I wonder how many Americans who rightly celebrated yesterday Amanda Knox’s release from an Italian jail – in a long-delayed act of justice – will spare a thought today for those detainees who are unjustly accused, denied a trial, and still suffering in Gitmo and elsewhere with no end in sight for them (presumably for the rest of their natural lives).
It seems that we now celebrate justice elsewhere, and by others, but we overlook injustice here, and by ourselves.
And so, my fellow Americans, allow me to get medieval on your asses!
Almost eight hundred years ago, in the country where our language was born, the people first secured themselves against this kind of tyranny, in a famous document, that said, among other things (when rendered in modern English):
No free man shall be seized or imprisoned, or stripped of his rights or possessions, or outlawed or exiled, or deprived of his standing in any other way, nor will we proceed with force against him, or send others to do so, except by the lawful judgement of his equals or by the law of the land.

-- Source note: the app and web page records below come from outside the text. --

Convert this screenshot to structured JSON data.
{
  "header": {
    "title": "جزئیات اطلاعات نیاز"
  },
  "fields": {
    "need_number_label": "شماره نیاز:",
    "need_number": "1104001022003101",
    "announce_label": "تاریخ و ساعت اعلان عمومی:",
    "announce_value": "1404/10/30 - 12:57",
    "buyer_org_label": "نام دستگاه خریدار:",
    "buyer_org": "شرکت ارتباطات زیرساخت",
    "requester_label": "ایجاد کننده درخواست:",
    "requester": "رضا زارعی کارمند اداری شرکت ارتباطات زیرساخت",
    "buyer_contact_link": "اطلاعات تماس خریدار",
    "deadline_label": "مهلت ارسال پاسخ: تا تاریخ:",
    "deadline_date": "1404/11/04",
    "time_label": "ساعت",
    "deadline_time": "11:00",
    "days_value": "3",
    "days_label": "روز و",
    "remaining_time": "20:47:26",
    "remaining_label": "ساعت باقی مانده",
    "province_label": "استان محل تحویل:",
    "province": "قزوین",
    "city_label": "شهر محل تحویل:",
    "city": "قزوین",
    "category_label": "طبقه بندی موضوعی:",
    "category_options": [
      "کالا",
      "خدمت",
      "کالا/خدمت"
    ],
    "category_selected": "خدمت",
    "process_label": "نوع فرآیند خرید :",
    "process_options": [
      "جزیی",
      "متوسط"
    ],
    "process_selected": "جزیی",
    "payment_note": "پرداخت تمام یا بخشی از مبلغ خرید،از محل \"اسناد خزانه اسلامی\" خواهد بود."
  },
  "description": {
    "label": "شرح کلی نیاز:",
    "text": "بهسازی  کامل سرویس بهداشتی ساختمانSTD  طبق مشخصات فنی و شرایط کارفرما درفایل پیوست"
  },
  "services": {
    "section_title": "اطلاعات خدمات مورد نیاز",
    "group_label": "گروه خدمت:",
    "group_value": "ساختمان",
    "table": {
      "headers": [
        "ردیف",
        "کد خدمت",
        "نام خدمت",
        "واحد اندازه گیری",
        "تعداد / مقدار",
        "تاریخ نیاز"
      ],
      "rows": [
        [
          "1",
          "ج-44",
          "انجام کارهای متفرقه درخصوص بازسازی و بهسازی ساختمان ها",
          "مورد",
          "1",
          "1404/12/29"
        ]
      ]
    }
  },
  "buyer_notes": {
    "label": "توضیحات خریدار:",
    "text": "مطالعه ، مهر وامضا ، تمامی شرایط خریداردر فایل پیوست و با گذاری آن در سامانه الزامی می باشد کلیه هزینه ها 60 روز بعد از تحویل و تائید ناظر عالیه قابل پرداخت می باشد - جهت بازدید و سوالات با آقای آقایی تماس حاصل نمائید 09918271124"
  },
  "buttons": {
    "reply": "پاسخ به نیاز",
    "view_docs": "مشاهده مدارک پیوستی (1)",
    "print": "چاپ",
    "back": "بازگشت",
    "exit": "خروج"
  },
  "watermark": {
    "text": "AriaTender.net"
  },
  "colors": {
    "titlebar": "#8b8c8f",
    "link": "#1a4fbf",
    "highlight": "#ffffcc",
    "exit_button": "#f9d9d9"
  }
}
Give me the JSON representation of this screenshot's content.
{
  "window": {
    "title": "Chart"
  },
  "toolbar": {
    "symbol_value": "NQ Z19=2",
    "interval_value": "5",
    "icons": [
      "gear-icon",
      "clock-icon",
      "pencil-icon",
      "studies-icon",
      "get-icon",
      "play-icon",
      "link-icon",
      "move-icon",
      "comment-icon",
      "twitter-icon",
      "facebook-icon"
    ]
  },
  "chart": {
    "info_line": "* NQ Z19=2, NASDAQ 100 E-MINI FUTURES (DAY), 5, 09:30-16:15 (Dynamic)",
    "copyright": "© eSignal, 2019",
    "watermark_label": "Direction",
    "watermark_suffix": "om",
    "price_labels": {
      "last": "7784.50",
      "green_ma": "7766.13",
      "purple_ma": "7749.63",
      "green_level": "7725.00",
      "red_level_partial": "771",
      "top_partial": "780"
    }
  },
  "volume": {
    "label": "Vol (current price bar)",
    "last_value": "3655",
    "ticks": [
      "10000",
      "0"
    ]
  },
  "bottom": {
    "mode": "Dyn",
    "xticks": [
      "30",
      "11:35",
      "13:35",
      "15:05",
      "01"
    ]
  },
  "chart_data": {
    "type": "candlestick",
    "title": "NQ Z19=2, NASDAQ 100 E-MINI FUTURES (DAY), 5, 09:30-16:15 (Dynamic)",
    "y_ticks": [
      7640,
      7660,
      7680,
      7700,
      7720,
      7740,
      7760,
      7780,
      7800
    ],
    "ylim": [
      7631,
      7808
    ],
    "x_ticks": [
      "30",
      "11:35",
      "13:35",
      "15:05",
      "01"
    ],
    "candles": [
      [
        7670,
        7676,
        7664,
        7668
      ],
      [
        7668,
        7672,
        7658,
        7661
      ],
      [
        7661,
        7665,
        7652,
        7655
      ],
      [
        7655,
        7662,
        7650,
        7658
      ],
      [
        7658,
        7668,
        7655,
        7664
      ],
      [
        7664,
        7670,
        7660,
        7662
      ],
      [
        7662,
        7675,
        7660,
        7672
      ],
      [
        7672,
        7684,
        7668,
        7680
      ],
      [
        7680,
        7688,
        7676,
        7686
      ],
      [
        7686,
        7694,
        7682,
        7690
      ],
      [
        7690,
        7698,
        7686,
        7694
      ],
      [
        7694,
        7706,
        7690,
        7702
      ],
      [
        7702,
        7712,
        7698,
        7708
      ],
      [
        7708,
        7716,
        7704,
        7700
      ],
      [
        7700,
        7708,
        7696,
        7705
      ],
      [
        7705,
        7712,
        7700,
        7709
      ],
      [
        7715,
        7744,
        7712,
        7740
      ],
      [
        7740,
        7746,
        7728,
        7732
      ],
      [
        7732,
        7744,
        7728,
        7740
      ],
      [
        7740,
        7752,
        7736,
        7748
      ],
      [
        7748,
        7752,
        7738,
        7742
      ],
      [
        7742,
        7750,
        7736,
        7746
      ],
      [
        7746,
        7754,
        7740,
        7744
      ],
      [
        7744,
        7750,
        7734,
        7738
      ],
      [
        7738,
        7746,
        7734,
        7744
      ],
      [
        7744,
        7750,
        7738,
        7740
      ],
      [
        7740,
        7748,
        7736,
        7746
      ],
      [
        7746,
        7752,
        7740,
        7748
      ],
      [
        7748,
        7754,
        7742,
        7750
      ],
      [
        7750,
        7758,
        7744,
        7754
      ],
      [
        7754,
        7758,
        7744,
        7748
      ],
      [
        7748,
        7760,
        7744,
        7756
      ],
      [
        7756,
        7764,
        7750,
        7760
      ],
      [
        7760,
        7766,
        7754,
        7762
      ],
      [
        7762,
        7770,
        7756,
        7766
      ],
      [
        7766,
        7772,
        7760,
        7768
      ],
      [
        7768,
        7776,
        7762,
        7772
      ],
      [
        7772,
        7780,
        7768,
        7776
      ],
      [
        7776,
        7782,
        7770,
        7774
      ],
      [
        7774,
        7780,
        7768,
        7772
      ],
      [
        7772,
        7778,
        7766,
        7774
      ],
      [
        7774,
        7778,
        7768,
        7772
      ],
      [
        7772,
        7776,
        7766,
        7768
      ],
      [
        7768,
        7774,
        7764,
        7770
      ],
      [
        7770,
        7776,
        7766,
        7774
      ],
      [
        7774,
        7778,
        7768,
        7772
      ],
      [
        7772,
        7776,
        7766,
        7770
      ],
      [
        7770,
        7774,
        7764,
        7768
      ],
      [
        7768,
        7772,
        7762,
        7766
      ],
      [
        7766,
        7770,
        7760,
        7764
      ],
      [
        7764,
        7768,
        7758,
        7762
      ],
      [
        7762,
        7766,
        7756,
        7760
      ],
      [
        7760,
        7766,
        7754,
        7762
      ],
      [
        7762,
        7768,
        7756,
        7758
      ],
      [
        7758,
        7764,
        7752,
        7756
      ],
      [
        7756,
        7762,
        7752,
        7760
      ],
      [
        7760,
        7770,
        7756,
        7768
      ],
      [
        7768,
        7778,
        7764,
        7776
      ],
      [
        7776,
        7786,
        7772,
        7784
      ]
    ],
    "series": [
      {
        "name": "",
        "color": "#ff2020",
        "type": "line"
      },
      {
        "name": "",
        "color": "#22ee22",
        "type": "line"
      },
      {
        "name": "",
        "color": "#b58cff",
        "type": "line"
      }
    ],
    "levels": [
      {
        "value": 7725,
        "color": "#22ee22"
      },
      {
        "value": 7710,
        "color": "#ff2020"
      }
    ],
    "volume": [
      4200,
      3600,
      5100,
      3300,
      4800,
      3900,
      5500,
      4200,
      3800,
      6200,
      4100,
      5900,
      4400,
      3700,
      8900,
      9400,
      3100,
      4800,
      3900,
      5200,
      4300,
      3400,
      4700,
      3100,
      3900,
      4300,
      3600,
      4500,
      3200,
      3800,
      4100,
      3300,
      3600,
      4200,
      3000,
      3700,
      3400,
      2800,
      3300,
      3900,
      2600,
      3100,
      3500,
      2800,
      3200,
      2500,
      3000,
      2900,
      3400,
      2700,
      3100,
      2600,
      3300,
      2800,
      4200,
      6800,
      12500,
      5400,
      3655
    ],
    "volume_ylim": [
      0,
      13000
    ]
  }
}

Tyrants will no doubt keep trying to tread, stomp, and spit on this noble and just idea. But there’s no turning back. No idea so good, so potent, can ever be unsaid and unheard, once it has been said and heard.